Luxury is becoming a key selling feature of the F-series. There are nine trim levels available now and this year, the popular FX4 off-road version becomes a package that can be added to any of the trims. Cradling that luxury is a new cab that’s two-inches wider and has rear seats that get more legroom. Storage bins have been added and with the 40/20/40 seats carry six adults comfortably. On SuperCab, the rear suicide doors now open flat along the box to 170 degrees, no more getting trapped at the mall. But the big update is all about electronics. A new instrument cluster is larger and all the gauges are video projected. Because of this you can configure the cluster however you want – add info or subtract it’s up to you. The centre console screen is eight-inches wide and displays the views offered by the new 360-degree camera. Four cameras around the truck stitch together a birds-eye view displayed on the screen. Toggle through other screens for expanded views in front, behind and to the sides. Great for parking, not to mention hooking up trailers. For your gadgets Ford offers 12V plug-ins but also 110V power. A new inverter pumps out 400 watts of power (plugs in the front and back). New and improved driver assist features include BLIS (Blind Spot Information System) that also sees cross-traffic; Adaptive cruise control; Lane-Keeping system; Active park assist; rear view camera; reverse sensing system; auto high beams and rain sensing wipers.

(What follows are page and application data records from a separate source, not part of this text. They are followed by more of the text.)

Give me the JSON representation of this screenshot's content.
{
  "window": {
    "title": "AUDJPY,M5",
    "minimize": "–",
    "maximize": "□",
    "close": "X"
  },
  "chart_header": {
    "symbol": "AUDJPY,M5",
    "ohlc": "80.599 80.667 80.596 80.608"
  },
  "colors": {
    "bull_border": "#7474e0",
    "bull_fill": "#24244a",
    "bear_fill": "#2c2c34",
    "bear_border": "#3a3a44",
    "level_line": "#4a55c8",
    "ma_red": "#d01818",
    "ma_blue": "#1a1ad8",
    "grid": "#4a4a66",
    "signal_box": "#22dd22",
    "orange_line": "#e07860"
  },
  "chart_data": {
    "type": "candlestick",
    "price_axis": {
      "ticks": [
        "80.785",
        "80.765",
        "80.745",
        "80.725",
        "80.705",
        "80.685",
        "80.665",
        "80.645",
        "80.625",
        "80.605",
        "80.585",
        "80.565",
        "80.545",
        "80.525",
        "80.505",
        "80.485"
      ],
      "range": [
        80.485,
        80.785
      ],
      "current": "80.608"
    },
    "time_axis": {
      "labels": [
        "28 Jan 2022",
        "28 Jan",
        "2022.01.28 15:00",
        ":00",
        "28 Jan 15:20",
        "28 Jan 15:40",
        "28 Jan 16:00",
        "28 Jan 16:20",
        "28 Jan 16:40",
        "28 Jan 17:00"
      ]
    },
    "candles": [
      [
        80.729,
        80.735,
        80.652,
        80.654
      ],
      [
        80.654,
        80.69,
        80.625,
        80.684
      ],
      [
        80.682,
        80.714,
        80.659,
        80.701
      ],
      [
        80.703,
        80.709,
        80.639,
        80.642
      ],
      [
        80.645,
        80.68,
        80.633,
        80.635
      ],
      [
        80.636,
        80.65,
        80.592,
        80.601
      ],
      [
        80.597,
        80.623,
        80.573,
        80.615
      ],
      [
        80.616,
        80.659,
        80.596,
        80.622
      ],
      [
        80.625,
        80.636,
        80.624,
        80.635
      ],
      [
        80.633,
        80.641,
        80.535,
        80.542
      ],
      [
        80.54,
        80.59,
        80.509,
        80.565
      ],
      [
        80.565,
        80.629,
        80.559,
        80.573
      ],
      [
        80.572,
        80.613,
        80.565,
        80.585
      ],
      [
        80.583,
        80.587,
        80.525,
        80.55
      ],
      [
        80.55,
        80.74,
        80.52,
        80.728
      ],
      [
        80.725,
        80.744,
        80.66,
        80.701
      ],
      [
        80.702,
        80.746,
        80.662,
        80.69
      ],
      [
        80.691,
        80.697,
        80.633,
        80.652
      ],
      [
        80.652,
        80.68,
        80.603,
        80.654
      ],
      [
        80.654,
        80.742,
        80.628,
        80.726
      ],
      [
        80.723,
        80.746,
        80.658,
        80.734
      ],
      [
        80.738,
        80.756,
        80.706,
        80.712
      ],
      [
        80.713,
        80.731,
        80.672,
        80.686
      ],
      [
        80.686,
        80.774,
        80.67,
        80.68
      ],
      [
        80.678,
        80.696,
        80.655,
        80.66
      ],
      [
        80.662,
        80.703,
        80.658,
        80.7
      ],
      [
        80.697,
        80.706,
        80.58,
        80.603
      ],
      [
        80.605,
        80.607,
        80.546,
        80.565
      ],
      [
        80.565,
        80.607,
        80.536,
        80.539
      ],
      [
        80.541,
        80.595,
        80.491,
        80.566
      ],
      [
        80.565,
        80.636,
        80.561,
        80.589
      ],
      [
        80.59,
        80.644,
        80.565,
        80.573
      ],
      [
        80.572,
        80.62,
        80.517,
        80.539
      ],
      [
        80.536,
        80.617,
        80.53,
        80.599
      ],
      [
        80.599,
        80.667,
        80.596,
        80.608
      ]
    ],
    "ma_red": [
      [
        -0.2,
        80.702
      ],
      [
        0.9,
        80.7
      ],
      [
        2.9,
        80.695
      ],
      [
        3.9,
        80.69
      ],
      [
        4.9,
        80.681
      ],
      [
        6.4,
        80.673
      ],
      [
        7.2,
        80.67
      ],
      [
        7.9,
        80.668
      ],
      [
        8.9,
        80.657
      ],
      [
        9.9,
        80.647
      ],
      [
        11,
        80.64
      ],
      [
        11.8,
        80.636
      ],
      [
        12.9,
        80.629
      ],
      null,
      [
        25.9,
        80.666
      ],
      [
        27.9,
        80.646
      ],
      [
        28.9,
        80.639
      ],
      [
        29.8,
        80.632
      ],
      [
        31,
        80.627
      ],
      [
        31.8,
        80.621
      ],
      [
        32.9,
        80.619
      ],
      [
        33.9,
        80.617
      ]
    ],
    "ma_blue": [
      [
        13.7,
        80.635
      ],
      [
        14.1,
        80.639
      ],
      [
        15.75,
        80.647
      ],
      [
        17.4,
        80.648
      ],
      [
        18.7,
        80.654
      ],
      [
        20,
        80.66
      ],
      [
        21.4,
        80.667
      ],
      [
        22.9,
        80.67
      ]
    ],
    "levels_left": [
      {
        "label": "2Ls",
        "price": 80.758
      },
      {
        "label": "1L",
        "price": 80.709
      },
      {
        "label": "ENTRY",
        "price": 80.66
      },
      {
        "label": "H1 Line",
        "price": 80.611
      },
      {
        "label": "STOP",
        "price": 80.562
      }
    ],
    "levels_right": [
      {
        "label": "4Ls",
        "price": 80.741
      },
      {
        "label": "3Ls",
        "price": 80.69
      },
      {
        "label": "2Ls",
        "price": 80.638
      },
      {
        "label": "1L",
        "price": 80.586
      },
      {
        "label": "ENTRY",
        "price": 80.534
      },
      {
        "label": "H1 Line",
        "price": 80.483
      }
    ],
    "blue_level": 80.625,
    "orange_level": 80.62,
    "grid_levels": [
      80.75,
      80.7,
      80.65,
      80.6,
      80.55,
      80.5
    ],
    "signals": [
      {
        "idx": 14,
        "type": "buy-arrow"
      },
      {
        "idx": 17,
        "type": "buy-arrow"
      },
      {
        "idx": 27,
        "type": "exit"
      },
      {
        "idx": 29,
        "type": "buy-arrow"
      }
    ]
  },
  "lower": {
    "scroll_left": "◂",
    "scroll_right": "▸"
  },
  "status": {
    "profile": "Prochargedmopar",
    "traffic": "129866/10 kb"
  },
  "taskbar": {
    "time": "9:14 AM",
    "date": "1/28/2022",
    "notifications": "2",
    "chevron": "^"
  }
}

What you can’t see is the 317 kgs that the ‘15 F-series has lost, thanks to that aluminum body and the increased use of high-strength steel in the frame – but, you can certainly feel it while driving. The truck is nimbler, has less wash in the corners and simply handles better. The cab is virtually silent and for comfort, the HVAC is split side-to-side, front and rear. The hood and side windows have dropped in profile for better visibility, while the size, colours and quality of the computer generated gauges and controls simplifies operation while driving. I towed with the new truck and its manners are good if not improved. In part, this is assisted by the long list of towing features like trailer sway control; tow/haul mode; Dynamic Hitch Assist, SelectShift transmission and better tow mirrors. Off-road an electronic manual rear differential locker has been added. This truck churns mud better than ever.
Payload is up (to 900 kgs) and so is towing (approx. 5.5 tonnes) yet overall body weight is down by 317 kgs. Ford offers four engines and even the smallest 2.7L EcoBoost will still tow up to 3.8 tonnes. The cab is quieter, yet larger. The floor is flat yet has more storage compartments. The dash is less cluttered yet offers more information. Do you sense a theme here? Consider that the design phase of this truck took four years and the testing was the most intense ever.
The result? A list of improvements a hockey rink long – that’s a fact. Now, how will they all work together?
Well Ford’s claims will have to play out on roads, across Canada, in the coming years. But from what I’ve seen in Texas, I’d say, “Giddy Up!”